▶ [Problem description]
Search the data for the string "price" and copy each line where it turns up.

▶ [Data for review]
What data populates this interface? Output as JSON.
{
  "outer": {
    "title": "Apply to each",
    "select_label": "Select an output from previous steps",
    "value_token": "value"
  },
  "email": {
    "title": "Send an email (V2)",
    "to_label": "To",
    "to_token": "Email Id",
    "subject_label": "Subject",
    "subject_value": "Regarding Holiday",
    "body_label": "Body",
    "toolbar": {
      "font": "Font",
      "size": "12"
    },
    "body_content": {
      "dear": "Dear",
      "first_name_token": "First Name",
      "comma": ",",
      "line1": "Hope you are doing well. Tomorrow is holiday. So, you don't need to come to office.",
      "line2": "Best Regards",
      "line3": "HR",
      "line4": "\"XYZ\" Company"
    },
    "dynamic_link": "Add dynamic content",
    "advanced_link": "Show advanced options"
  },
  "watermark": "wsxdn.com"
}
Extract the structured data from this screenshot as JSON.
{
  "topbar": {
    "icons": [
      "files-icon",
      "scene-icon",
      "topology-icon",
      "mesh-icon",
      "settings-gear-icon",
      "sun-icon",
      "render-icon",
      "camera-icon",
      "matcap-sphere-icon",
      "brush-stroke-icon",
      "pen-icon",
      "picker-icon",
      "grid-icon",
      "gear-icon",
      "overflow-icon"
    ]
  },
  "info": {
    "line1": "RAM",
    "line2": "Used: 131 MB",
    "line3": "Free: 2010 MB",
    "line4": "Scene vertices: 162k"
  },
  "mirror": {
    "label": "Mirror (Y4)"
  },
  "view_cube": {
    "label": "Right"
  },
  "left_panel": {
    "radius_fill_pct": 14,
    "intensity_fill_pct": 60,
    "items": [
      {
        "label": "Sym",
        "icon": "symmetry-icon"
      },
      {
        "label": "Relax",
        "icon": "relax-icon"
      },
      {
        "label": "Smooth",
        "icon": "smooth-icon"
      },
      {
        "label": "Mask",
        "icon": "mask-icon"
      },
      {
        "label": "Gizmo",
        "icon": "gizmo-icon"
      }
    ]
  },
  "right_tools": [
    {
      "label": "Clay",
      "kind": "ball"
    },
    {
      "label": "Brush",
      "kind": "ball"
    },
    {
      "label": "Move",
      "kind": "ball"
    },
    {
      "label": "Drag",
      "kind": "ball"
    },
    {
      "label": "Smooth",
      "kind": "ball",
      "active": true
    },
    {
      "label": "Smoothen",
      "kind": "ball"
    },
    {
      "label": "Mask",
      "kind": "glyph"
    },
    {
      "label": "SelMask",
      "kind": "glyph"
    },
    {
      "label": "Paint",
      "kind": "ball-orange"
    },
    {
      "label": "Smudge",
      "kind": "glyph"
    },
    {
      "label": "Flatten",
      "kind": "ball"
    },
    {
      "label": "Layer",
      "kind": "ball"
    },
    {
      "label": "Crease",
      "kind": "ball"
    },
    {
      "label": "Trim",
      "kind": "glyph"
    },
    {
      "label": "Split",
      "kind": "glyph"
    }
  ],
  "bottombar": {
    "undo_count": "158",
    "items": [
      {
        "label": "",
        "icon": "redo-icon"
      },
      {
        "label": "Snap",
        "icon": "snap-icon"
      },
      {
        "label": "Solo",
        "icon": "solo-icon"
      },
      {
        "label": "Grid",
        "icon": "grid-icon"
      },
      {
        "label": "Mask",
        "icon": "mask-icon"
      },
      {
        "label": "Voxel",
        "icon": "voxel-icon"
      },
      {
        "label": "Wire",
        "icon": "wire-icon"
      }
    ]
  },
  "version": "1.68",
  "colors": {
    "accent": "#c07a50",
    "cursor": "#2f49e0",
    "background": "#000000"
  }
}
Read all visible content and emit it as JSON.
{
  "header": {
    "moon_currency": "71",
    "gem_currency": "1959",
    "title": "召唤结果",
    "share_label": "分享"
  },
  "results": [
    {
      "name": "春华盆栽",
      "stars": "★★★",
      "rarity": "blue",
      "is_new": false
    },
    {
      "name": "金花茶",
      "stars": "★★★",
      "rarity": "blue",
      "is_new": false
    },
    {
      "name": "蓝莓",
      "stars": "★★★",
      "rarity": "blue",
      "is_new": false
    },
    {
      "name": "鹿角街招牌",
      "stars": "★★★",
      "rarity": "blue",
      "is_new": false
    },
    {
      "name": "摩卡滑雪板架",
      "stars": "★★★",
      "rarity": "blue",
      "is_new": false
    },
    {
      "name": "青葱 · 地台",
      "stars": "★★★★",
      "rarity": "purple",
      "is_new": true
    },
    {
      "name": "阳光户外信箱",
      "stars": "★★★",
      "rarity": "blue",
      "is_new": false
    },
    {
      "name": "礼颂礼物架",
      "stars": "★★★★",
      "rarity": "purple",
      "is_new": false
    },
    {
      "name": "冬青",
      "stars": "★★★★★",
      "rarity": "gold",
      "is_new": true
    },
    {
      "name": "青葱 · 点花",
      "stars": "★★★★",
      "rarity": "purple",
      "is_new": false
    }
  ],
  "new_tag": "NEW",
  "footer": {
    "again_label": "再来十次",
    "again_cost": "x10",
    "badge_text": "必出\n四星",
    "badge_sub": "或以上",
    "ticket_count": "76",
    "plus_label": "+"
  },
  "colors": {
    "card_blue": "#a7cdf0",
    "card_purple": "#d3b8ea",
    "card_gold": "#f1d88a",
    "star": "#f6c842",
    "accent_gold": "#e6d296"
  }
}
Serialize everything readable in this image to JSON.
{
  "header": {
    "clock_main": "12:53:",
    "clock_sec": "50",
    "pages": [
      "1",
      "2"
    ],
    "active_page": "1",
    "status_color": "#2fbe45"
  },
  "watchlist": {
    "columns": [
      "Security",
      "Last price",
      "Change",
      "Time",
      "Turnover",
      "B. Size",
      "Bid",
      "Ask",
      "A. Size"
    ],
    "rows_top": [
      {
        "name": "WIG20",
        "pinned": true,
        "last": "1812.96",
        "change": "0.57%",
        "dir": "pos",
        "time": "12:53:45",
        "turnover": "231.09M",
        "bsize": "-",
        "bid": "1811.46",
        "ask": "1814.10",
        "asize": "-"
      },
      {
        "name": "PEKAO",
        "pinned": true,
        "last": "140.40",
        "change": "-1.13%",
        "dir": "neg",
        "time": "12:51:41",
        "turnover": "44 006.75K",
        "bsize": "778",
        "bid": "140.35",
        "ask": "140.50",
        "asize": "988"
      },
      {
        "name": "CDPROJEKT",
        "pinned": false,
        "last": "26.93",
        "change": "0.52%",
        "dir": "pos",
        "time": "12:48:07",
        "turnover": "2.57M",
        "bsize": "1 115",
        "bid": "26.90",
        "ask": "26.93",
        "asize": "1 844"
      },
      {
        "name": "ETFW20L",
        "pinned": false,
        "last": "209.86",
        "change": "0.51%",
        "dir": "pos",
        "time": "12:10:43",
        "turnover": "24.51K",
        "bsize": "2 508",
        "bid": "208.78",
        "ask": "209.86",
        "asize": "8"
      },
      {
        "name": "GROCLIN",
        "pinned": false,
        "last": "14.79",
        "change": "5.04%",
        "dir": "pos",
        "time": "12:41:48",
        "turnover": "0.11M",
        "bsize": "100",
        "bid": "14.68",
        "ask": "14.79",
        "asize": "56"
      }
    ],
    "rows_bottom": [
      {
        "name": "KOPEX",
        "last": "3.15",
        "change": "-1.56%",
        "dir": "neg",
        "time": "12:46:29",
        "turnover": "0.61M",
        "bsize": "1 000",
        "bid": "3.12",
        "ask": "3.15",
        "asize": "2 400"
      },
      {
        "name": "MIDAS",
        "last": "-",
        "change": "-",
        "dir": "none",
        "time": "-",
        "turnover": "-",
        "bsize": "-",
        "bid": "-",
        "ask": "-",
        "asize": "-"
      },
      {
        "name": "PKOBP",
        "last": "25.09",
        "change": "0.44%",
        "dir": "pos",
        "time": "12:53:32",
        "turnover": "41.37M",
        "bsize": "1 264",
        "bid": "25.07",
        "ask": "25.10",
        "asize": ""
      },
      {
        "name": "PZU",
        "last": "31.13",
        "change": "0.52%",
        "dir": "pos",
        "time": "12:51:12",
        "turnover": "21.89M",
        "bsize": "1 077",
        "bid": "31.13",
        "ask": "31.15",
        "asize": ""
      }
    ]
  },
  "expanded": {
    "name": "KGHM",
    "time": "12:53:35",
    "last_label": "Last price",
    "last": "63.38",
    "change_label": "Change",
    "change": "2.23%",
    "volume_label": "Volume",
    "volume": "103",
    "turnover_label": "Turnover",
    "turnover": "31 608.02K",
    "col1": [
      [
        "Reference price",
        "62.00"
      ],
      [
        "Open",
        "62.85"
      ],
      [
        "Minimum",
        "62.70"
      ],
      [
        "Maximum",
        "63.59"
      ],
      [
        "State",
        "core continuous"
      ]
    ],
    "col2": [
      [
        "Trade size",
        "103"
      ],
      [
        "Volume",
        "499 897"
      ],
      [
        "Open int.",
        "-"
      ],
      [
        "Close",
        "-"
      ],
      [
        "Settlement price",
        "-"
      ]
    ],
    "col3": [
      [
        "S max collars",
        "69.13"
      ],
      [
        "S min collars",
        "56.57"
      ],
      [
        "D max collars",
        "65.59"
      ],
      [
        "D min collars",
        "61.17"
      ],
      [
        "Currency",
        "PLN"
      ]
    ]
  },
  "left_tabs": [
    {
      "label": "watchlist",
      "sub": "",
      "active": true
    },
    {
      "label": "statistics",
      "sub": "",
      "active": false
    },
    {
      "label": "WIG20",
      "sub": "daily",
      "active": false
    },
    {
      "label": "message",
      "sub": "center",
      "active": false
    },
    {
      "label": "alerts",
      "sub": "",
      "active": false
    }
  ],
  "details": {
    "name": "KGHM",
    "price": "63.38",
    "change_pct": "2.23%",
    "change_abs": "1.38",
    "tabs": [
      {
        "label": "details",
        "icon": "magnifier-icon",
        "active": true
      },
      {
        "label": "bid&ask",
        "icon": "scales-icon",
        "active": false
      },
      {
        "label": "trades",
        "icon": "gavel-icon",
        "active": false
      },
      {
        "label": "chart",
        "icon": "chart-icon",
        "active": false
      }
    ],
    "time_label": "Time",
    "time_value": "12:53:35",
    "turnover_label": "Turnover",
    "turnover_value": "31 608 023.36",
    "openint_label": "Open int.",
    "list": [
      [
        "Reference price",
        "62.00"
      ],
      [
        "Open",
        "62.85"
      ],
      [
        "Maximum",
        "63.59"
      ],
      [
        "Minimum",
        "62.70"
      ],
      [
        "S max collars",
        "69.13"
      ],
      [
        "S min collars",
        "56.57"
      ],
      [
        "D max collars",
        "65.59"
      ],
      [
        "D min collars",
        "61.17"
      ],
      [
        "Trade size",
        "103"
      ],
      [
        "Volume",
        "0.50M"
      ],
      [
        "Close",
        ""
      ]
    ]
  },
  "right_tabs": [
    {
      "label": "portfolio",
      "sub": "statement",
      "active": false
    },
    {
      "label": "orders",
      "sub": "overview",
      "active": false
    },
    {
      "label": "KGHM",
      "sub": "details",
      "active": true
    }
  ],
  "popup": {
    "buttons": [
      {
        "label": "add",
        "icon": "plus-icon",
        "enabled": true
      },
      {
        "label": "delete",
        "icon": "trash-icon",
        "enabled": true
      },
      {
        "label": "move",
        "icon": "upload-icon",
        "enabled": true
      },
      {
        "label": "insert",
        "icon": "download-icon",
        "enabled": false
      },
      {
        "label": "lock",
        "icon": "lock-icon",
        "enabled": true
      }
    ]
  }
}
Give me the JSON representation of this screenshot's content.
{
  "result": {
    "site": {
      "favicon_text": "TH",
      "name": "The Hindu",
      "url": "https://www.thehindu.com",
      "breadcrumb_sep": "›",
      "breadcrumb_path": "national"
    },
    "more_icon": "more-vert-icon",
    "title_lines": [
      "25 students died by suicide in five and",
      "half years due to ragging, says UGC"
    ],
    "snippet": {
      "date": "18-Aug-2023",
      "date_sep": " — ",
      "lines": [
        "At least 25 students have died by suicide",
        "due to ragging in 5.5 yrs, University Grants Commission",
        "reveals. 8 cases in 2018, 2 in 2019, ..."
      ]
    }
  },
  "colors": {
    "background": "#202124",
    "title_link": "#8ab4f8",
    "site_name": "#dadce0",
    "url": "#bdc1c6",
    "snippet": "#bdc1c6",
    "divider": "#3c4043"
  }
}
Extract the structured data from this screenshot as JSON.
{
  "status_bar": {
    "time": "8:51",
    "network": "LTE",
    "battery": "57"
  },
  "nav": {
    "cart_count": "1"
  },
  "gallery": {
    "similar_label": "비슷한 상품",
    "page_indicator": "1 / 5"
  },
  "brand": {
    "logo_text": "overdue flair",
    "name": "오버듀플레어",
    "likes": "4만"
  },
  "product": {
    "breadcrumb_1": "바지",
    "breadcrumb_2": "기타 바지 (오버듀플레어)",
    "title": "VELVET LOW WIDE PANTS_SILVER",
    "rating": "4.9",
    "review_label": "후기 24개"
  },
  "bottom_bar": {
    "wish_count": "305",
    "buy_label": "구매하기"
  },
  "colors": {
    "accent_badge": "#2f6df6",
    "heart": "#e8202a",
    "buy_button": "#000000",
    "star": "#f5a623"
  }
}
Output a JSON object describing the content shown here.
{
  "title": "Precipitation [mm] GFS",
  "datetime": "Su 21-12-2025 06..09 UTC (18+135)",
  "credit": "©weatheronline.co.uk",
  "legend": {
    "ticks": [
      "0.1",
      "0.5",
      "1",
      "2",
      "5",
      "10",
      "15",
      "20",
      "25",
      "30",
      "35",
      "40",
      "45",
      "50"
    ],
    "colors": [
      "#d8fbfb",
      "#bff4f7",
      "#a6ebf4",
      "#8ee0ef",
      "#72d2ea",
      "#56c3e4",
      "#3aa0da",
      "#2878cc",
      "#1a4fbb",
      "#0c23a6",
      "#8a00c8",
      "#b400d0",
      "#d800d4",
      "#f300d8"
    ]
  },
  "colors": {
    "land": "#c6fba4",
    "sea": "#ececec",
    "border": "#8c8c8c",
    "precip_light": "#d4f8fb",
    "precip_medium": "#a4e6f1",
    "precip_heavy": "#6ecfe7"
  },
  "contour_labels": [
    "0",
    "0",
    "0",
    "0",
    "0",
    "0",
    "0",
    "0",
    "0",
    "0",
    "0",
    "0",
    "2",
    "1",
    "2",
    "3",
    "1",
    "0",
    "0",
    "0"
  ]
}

▶ [Solution]
      "Last price",
    "last_label": "Last price",
        "Reference price",
        "Settlement price",
    "price": "63.38",
        "Reference price",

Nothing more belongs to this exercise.